Dataset rows for apps and sites
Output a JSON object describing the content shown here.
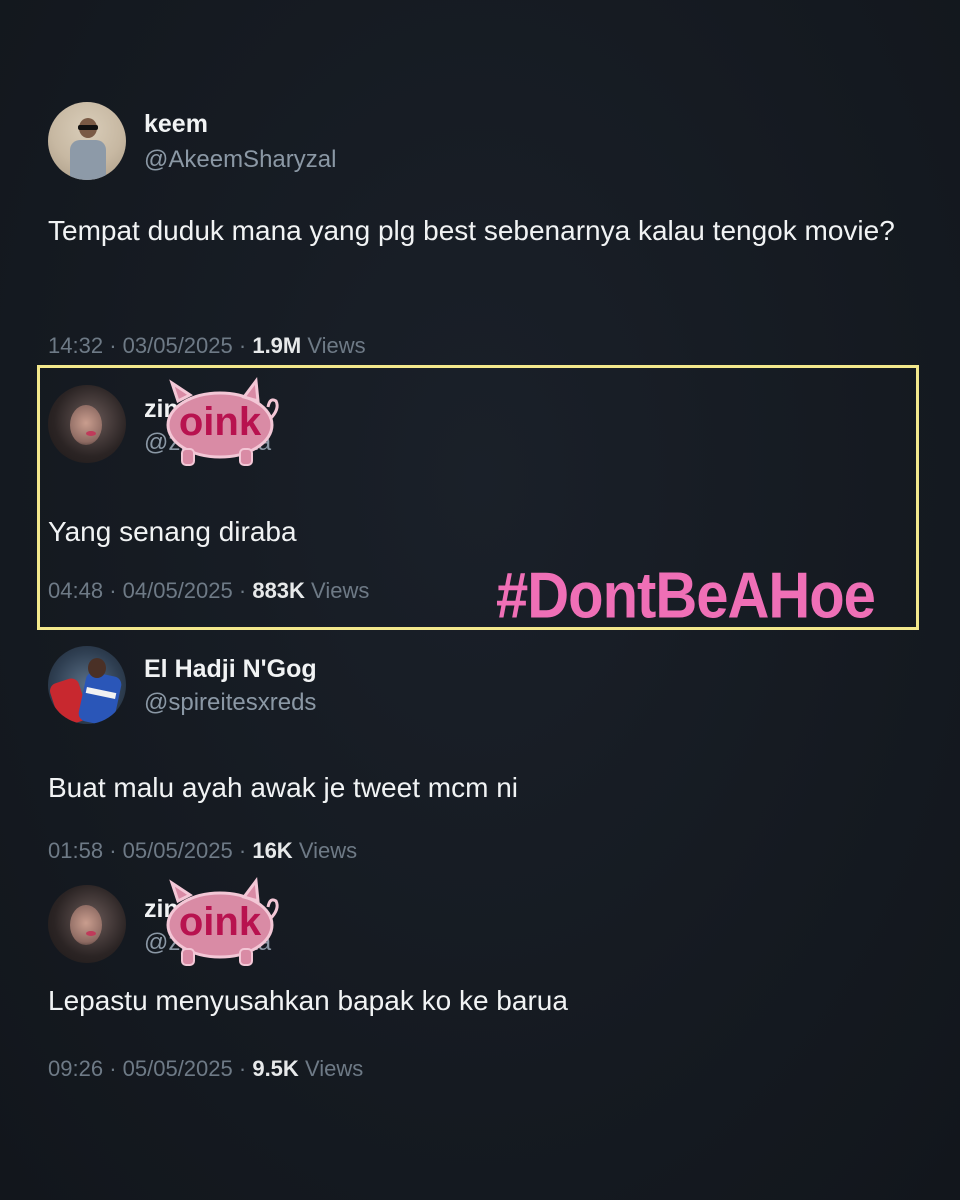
{
  "tweets": [
    {
      "name": "keem",
      "handle": "@AkeemSharyzal",
      "text": "Tempat duduk mana yang plg best sebenarnya kalau tengok movie?",
      "time": "14:32",
      "date": "03/05/2025",
      "views_count": "1.9M",
      "views_label": "Views"
    },
    {
      "name": "zinnia",
      "handle": "@zinnniaaa",
      "text": "Yang senang diraba",
      "time": "04:48",
      "date": "04/05/2025",
      "views_count": "883K",
      "views_label": "Views"
    },
    {
      "name": "El Hadji N'Gog",
      "handle": "@spireitesxreds",
      "text": "Buat malu ayah awak je tweet mcm ni",
      "time": "01:58",
      "date": "05/05/2025",
      "views_count": "16K",
      "views_label": "Views"
    },
    {
      "name": "zinnia",
      "handle": "@zinnniaaa",
      "text": "Lepastu menyusahkan bapak ko ke barua",
      "time": "09:26",
      "date": "05/05/2025",
      "views_count": "9.5K",
      "views_label": "Views"
    }
  ],
  "overlay": {
    "hashtag": "#DontBeAHoe",
    "sticker_text": "oink",
    "highlight_color": "#f3e88c",
    "hashtag_color": "#ef6fb6"
  },
  "separator": "·"
}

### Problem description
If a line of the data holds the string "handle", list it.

### Response area
      "handle": "@AkeemSharyzal",
      "handle": "@zinnniaaa",
      "handle": "@spireitesxreds",
      "handle": "@zinnniaaa",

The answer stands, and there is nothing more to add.